In the last two weeks, as all other member states pledged their support for the deal, Belgium had to face the no-go of Wallonia, a formerly wealthy industrialised region that is now grappling with the restructuring of its economy.
Wallonia demanded reassurance and guarantees on agriculture, and won concessions that international investors will not be able to force governments to change.
The lifting of the Walloon veto cleared the way for the EU-28 bloc to sign the treaty, allowing it to come into force, but only on a temporary basis, starting next year.
The deal can indeed be applied provisionally once the European Parliament also ratifies it in December. But for it to be fully put in place, it will have to be ratified by the EU’s 38 national and regional parliaments.
Provisional implementation will include all aspects of the deal related to trade, whereas the investment chapter, and a controversial court to settle investment disputes between states and companies, would only come into force with full implementation.
A deal for the middle class
Canada has aggressively pursued the trade pact with the EU in a bid to boost its tepid outlook for growth at a time when its economy has been hit hard by the commodity price slump.
America’s northern neighbour has experienced a decline in manufacturing jobs, stagnant income for most of its citizens and rising inequality. Concerned by a shrinking middle class, Trudeau made it his number one priority. He raised taxes on the top 1% of incomes to help pay for a middle class tax cut.

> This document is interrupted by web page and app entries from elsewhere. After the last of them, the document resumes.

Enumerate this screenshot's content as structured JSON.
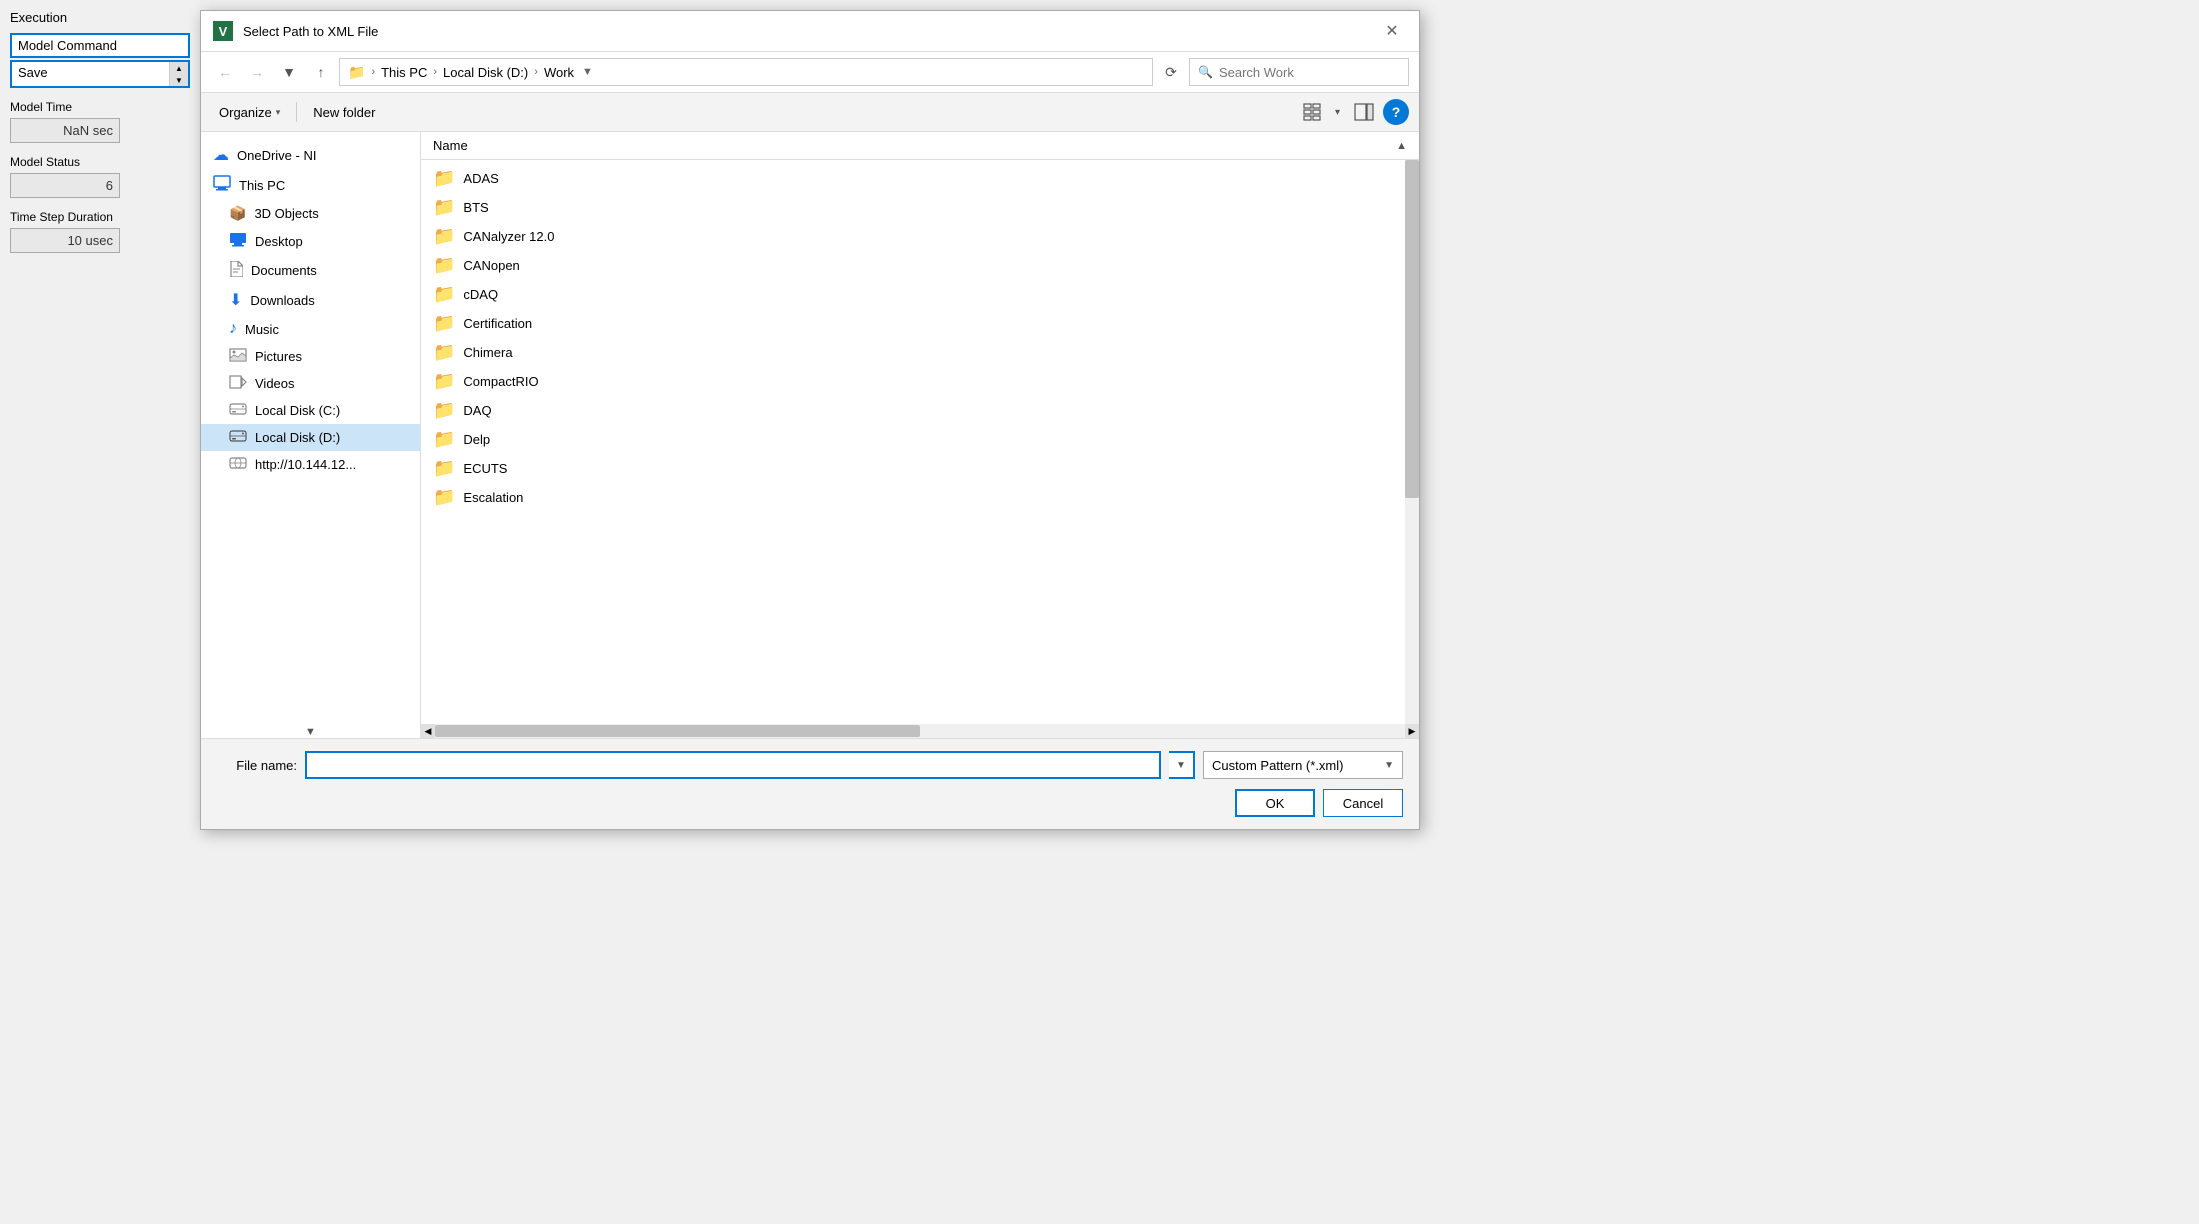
{
  "app": {
    "section_title": "Execution",
    "model_command_label": "Model Command",
    "model_command_value": "Save",
    "model_time_label": "Model Time",
    "model_time_value": "NaN sec",
    "model_status_label": "Model Status",
    "model_status_value": "6",
    "time_step_label": "Time Step Duration",
    "time_step_value": "10 usec"
  },
  "dialog": {
    "title": "Select Path to XML File",
    "title_icon": "V",
    "close_label": "✕"
  },
  "toolbar": {
    "back_title": "Back",
    "forward_title": "Forward",
    "dropdown_title": "Recent locations",
    "up_title": "Up",
    "refresh_title": "Refresh",
    "breadcrumb": {
      "parts": [
        "This PC",
        "Local Disk (D:)",
        "Work"
      ],
      "separator": "›"
    },
    "search_placeholder": "Search Work"
  },
  "commandbar": {
    "organize_label": "Organize",
    "organize_arrow": "▾",
    "new_folder_label": "New folder",
    "view_label": "View"
  },
  "sidebar": {
    "items": [
      {
        "id": "onedrive",
        "label": "OneDrive - NI",
        "icon": "☁",
        "icon_class": "icon-cloud"
      },
      {
        "id": "this-pc",
        "label": "This PC",
        "icon": "🖥",
        "icon_class": "icon-computer"
      },
      {
        "id": "3d-objects",
        "label": "3D Objects",
        "icon": "📦",
        "icon_class": "icon-3d",
        "indent": true
      },
      {
        "id": "desktop",
        "label": "Desktop",
        "icon": "🖥",
        "icon_class": "icon-desktop",
        "indent": true
      },
      {
        "id": "documents",
        "label": "Documents",
        "icon": "📄",
        "icon_class": "icon-docs",
        "indent": true
      },
      {
        "id": "downloads",
        "label": "Downloads",
        "icon": "⬇",
        "icon_class": "icon-downloads",
        "indent": true
      },
      {
        "id": "music",
        "label": "Music",
        "icon": "♪",
        "icon_class": "icon-music",
        "indent": true
      },
      {
        "id": "pictures",
        "label": "Pictures",
        "icon": "🖼",
        "icon_class": "icon-pictures",
        "indent": true
      },
      {
        "id": "videos",
        "label": "Videos",
        "icon": "🎞",
        "icon_class": "icon-videos",
        "indent": true
      },
      {
        "id": "local-c",
        "label": "Local Disk (C:)",
        "icon": "💿",
        "icon_class": "icon-disk",
        "indent": true
      },
      {
        "id": "local-d",
        "label": "Local Disk (D:)",
        "icon": "💿",
        "icon_class": "icon-disk-d",
        "indent": true,
        "active": true
      },
      {
        "id": "network",
        "label": "http://10.144.12...",
        "icon": "🌐",
        "icon_class": "icon-network",
        "indent": true
      }
    ]
  },
  "filelist": {
    "column_name": "Name",
    "folders": [
      "ADAS",
      "BTS",
      "CANalyzer 12.0",
      "CANopen",
      "cDAQ",
      "Certification",
      "Chimera",
      "CompactRIO",
      "DAQ",
      "Delp",
      "ECUTS",
      "Escalation"
    ]
  },
  "bottom": {
    "filename_label": "File name:",
    "filename_value": "",
    "filename_placeholder": "",
    "filetype_label": "Custom Pattern (*.xml)",
    "ok_label": "OK",
    "cancel_label": "Cancel"
  }
}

After Belgian regional parliaments gave the green light to sign CETA on Thursday (27 October), the Canadian premier tweeted the agreement would lift the economy and grow the middle class.
Today, Trudeau said that he is confident that the deal will demonstrate that trade is good for the middle classes, good for consumers and businesses, good for EU and Canadian economies and good for the world.
Canadian exports amounted to US$408.7 billion in 2015, down 9.3% since 2011, including a precipitous 13.7% drop from 2014 to 2015. Canada’s top ten exports accounted for 62% of the overall value of its global shipments. The list, drawn by the IMF, is topped by oil, vehicles, machines and electronic equipment.
The bilateral deal also paves the way for Bulgaria and Romania to obtain visa-free travel. Canada had a visa-free regime with all EU countries except Romania and Bulgaria until now.
Template for the UK?
The CETA deal is seen by some as a good basis for a post-Brexit deal with the UK. CETA will give Canada preferential access to the EU single market without all the obligations.
— Viviane Reding (@VivianeRedingEU) October 30, 2016
— Manfred Weber (@ManfredWeber) October 30, 2016
— Guy Verhofstadt (@GuyVerhofstadt) October 30, 2016